- What you need to do: Your answer must be the full set of records, copied exactly, with no pictures in it.

Records from a data source
------

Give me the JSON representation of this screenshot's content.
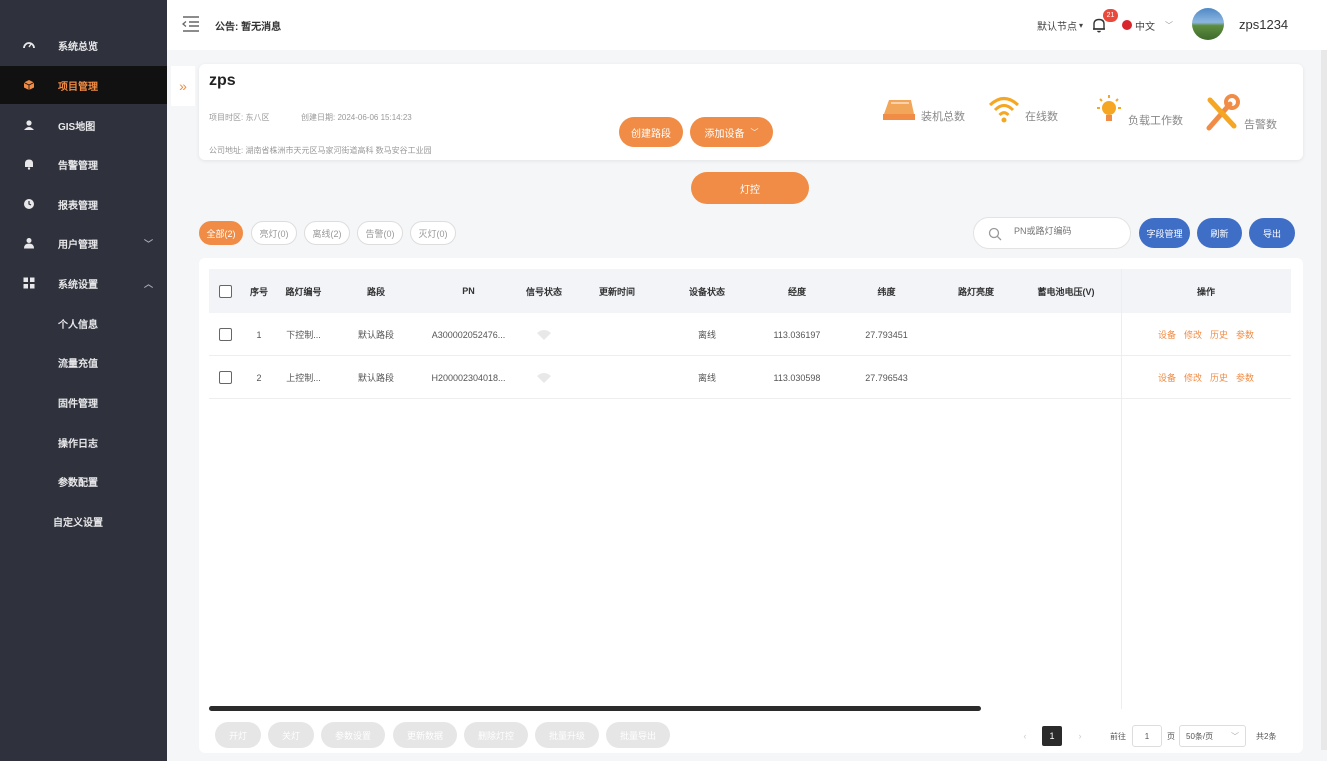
{
  "sidebar": {
    "items": [
      {
        "label": "系统总览",
        "icon": "dashboard-icon"
      },
      {
        "label": "项目管理",
        "icon": "cube-icon"
      },
      {
        "label": "GIS地图",
        "icon": "user-map-icon"
      },
      {
        "label": "告警管理",
        "icon": "bell-icon"
      },
      {
        "label": "报表管理",
        "icon": "clock-icon"
      },
      {
        "label": "用户管理",
        "icon": "user-icon"
      },
      {
        "label": "系统设置",
        "icon": "grid-icon"
      }
    ],
    "subitems": [
      "个人信息",
      "流量充值",
      "固件管理",
      "操作日志",
      "参数配置",
      "自定义设置"
    ]
  },
  "topbar": {
    "notice": "公告: 暂无消息",
    "node": "默认节点",
    "badge": "21",
    "language": "中文",
    "username": "zps1234"
  },
  "project": {
    "name": "zps",
    "region": "项目时区: 东八区",
    "created": "创建日期: 2024-06-06 15:14:23",
    "address": "公司地址: 湖南省株洲市天元区马家河街道高科 数马安谷工业园",
    "create_road_label": "创建路段",
    "add_device_label": "添加设备",
    "light_control_label": "灯控",
    "stats": [
      {
        "label": "装机总数",
        "icon": "lamp-box-icon"
      },
      {
        "label": "在线数",
        "icon": "wifi-icon"
      },
      {
        "label": "负载工作数",
        "icon": "bulb-icon"
      },
      {
        "label": "告警数",
        "icon": "tools-icon"
      }
    ]
  },
  "filters": [
    "全部(2)",
    "亮灯(0)",
    "离线(2)",
    "告警(0)",
    "灭灯(0)"
  ],
  "search": {
    "placeholder": "PN或路灯编码"
  },
  "actions": {
    "field_manage": "字段管理",
    "refresh": "刷新",
    "export": "导出"
  },
  "table": {
    "headers": [
      "序号",
      "路灯编号",
      "路段",
      "PN",
      "信号状态",
      "更新时间",
      "设备状态",
      "经度",
      "纬度",
      "路灯亮度",
      "蓄电池电压(V)",
      "操作"
    ],
    "rows": [
      {
        "no": "1",
        "code": "下控制...",
        "road": "默认路段",
        "pn": "A300002052476...",
        "updated": "",
        "status": "离线",
        "lng": "113.036197",
        "lat": "27.793451",
        "brightness": "",
        "voltage": ""
      },
      {
        "no": "2",
        "code": "上控制...",
        "road": "默认路段",
        "pn": "H200002304018...",
        "updated": "",
        "status": "离线",
        "lng": "113.030598",
        "lat": "27.796543",
        "brightness": "",
        "voltage": ""
      }
    ],
    "ops": [
      "设备",
      "修改",
      "历史",
      "参数"
    ]
  },
  "footer": {
    "buttons": [
      "开灯",
      "关灯",
      "参数设置",
      "更新数据",
      "删除灯控",
      "批量升级",
      "批量导出"
    ],
    "page": "1",
    "goto_label": "前往",
    "goto_value": "1",
    "page_unit": "页",
    "page_size": "50条/页",
    "total": "共2条"
  },
  "colors": {
    "accent": "#f08c45",
    "primary": "#3f6ec6",
    "sidebar": "#2f323d"
  }
}
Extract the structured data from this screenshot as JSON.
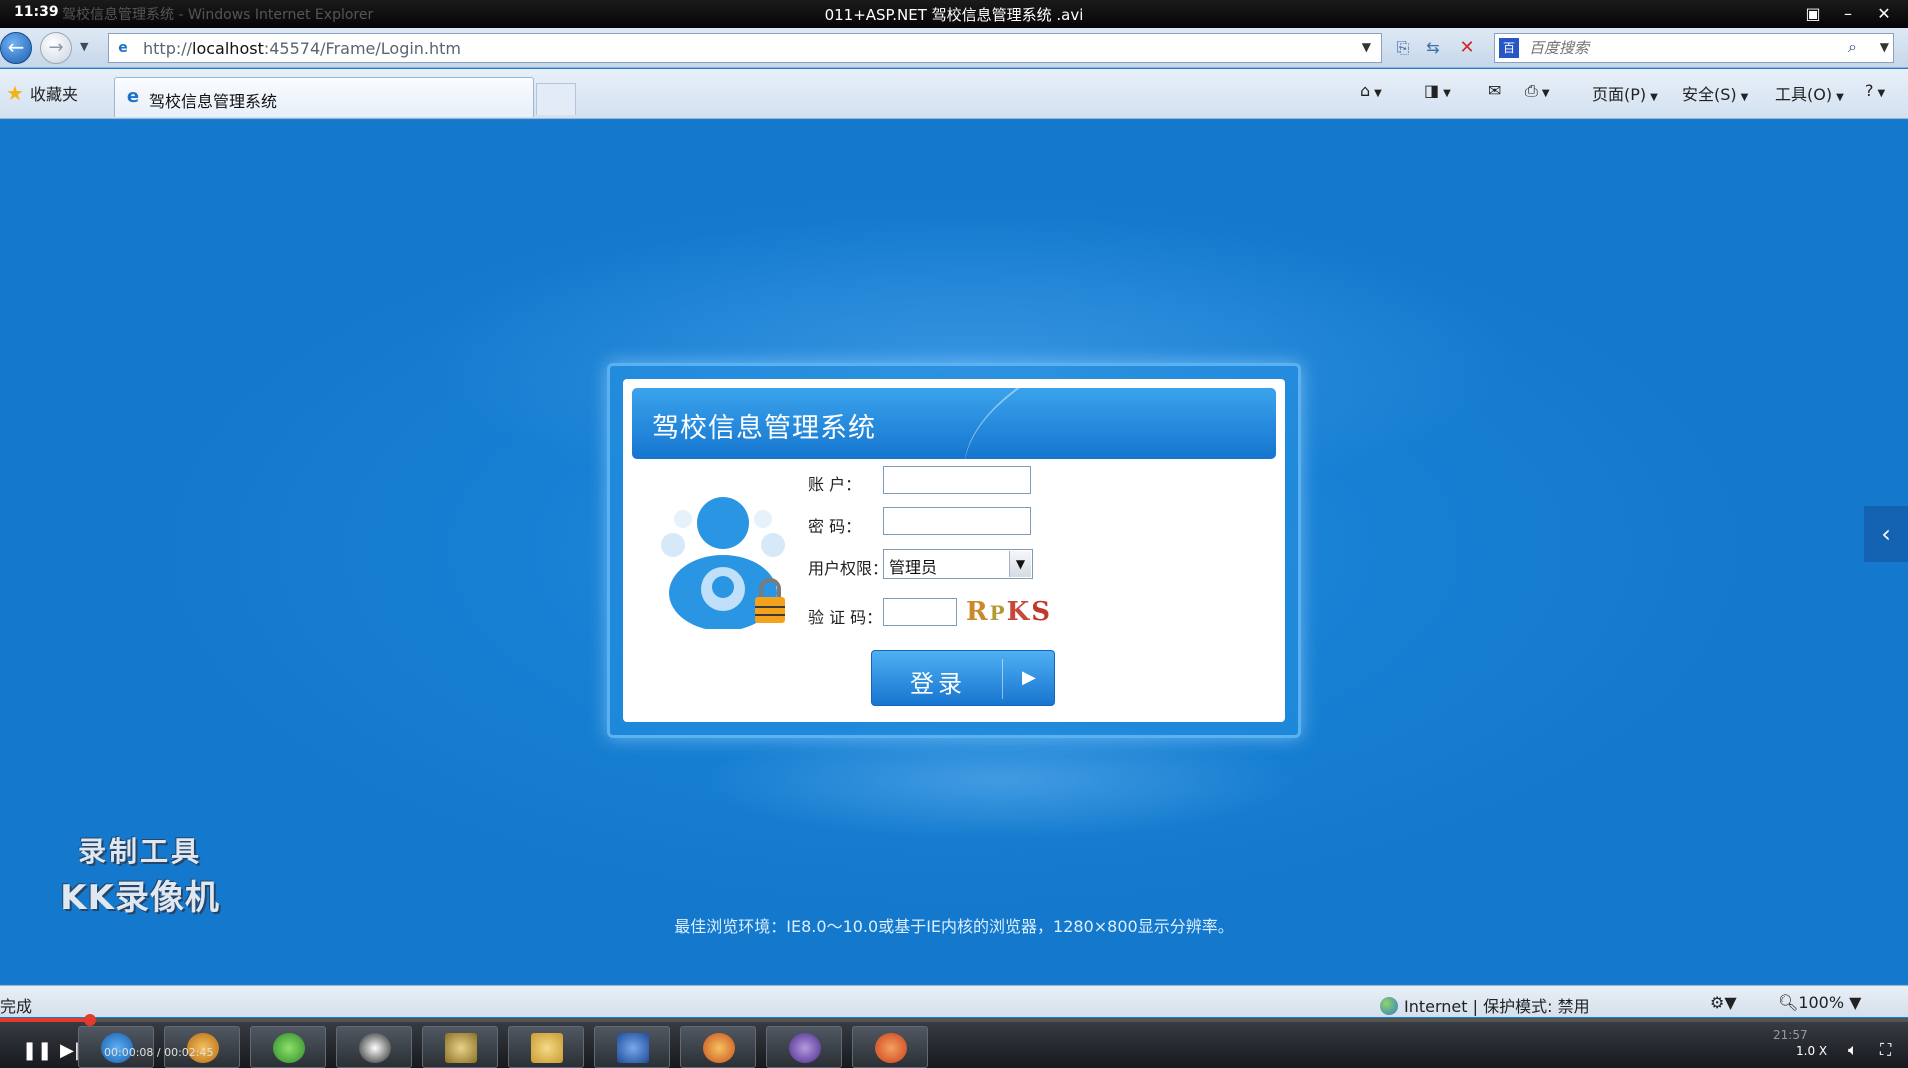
{
  "player": {
    "clock": "11:39",
    "ghost_title": "驾校信息管理系统 - Windows Internet Explorer",
    "title": "011+ASP.NET 驾校信息管理系统 .avi",
    "time": "00:00:08 / 00:02:45",
    "speed": "1.0 X",
    "progress_fraction": 0.05,
    "clock_tray": "21:57"
  },
  "browser": {
    "url_prefix": "http://",
    "url_host": "localhost",
    "url_rest": ":45574/Frame/Login.htm",
    "search_placeholder": "百度搜索",
    "favorites": "收藏夹",
    "tab_title": "驾校信息管理系统",
    "menu": {
      "page": "页面(P)",
      "safety": "安全(S)",
      "tools": "工具(O)"
    },
    "status_left": "完成",
    "status_zone": "Internet | 保护模式: 禁用",
    "zoom": "100%"
  },
  "login": {
    "title": "驾校信息管理系统",
    "account_label": "账    户：",
    "password_label": "密    码：",
    "role_label": "用户权限：",
    "role_value": "管理员",
    "captcha_label": "验 证 码：",
    "captcha_text": "RPKS",
    "login_button": "登录"
  },
  "footer_note": "最佳浏览环境：IE8.0～10.0或基于IE内核的浏览器，1280×800显示分辨率。",
  "watermark": {
    "line1": "录制工具",
    "line2": "KK录像机"
  },
  "colors": {
    "background": "#1780d3",
    "panel_header": "#1575cf",
    "progress": "#e23b2b"
  }
}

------

- Output below:
Give me the JSON representation of this screenshot's content.
{
  "sidebar": {
    "items": [
      {
        "label": "系统总览",
        "icon": "dashboard-icon"
      },
      {
        "label": "项目管理",
        "icon": "cube-icon"
      },
      {
        "label": "GIS地图",
        "icon": "user-map-icon"
      },
      {
        "label": "告警管理",
        "icon": "bell-icon"
      },
      {
        "label": "报表管理",
        "icon": "clock-icon"
      },
      {
        "label": "用户管理",
        "icon": "user-icon"
      },
      {
        "label": "系统设置",
        "icon": "grid-icon"
      }
    ],
    "subitems": [
      "个人信息",
      "流量充值",
      "固件管理",
      "操作日志",
      "参数配置",
      "自定义设置"
    ]
  },
  "topbar": {
    "notice": "公告: 暂无消息",
    "node": "默认节点",
    "badge": "21",
    "language": "中文",
    "username": "zps1234"
  },
  "project": {
    "name": "zps",
    "region": "项目时区: 东八区",
    "created": "创建日期: 2024-06-06 15:14:23",
    "address": "公司地址: 湖南省株洲市天元区马家河街道高科 数马安谷工业园",
    "create_road_label": "创建路段",
    "add_device_label": "添加设备",
    "light_control_label": "灯控",
    "stats": [
      {
        "label": "装机总数",
        "icon": "lamp-box-icon"
      },
      {
        "label": "在线数",
        "icon": "wifi-icon"
      },
      {
        "label": "负载工作数",
        "icon": "bulb-icon"
      },
      {
        "label": "告警数",
        "icon": "tools-icon"
      }
    ]
  },
  "filters": [
    "全部(2)",
    "亮灯(0)",
    "离线(2)",
    "告警(0)",
    "灭灯(0)"
  ],
  "search": {
    "placeholder": "PN或路灯编码"
  },
  "actions": {
    "field_manage": "字段管理",
    "refresh": "刷新",
    "export": "导出"
  },
  "table": {
    "headers": [
      "序号",
      "路灯编号",
      "路段",
      "PN",
      "信号状态",
      "更新时间",
      "设备状态",
      "经度",
      "纬度",
      "路灯亮度",
      "蓄电池电压(V)",
      "操作"
    ],
    "rows": [
      {
        "no": "1",
        "code": "下控制...",
        "road": "默认路段",
        "pn": "A300002052476...",
        "updated": "",
        "status": "离线",
        "lng": "113.036197",
        "lat": "27.793451",
        "brightness": "",
        "voltage": ""
      },
      {
        "no": "2",
        "code": "上控制...",
        "road": "默认路段",
        "pn": "H200002304018...",
        "updated": "",
        "status": "离线",
        "lng": "113.030598",
        "lat": "27.796543",
        "brightness": "",
        "voltage": ""
      }
    ],
    "ops": [
      "设备",
      "修改",
      "历史",
      "参数"
    ]
  },
  "footer": {
    "buttons": [
      "开灯",
      "关灯",
      "参数设置",
      "更新数据",
      "删除灯控",
      "批量升级",
      "批量导出"
    ],
    "page": "1",
    "goto_label": "前往",
    "goto_value": "1",
    "page_unit": "页",
    "page_size": "50条/页",
    "total": "共2条"
  },
  "colors": {
    "accent": "#f08c45",
    "primary": "#3f6ec6",
    "sidebar": "#2f323d"
  }
}
Extract the structured data from this screenshot as JSON.
{
  "player": {
    "clock": "11:39",
    "ghost_title": "驾校信息管理系统 - Windows Internet Explorer",
    "title": "011+ASP.NET 驾校信息管理系统 .avi",
    "time": "00:00:08 / 00:02:45",
    "speed": "1.0 X",
    "progress_fraction": 0.05,
    "clock_tray": "21:57"
  },
  "browser": {
    "url_prefix": "http://",
    "url_host": "localhost",
    "url_rest": ":45574/Frame/Login.htm",
    "search_placeholder": "百度搜索",
    "favorites": "收藏夹",
    "tab_title": "驾校信息管理系统",
    "menu": {
      "page": "页面(P)",
      "safety": "安全(S)",
      "tools": "工具(O)"
    },
    "status_left": "完成",
    "status_zone": "Internet | 保护模式: 禁用",
    "zoom": "100%"
  },
  "login": {
    "title": "驾校信息管理系统",
    "account_label": "账    户：",
    "password_label": "密    码：",
    "role_label": "用户权限：",
    "role_value": "管理员",
    "captcha_label": "验 证 码：",
    "captcha_text": "RPKS",
    "login_button": "登录"
  },
  "footer_note": "最佳浏览环境：IE8.0～10.0或基于IE内核的浏览器，1280×800显示分辨率。",
  "watermark": {
    "line1": "录制工具",
    "line2": "KK录像机"
  },
  "colors": {
    "background": "#1780d3",
    "panel_header": "#1575cf",
    "progress": "#e23b2b"
  }
}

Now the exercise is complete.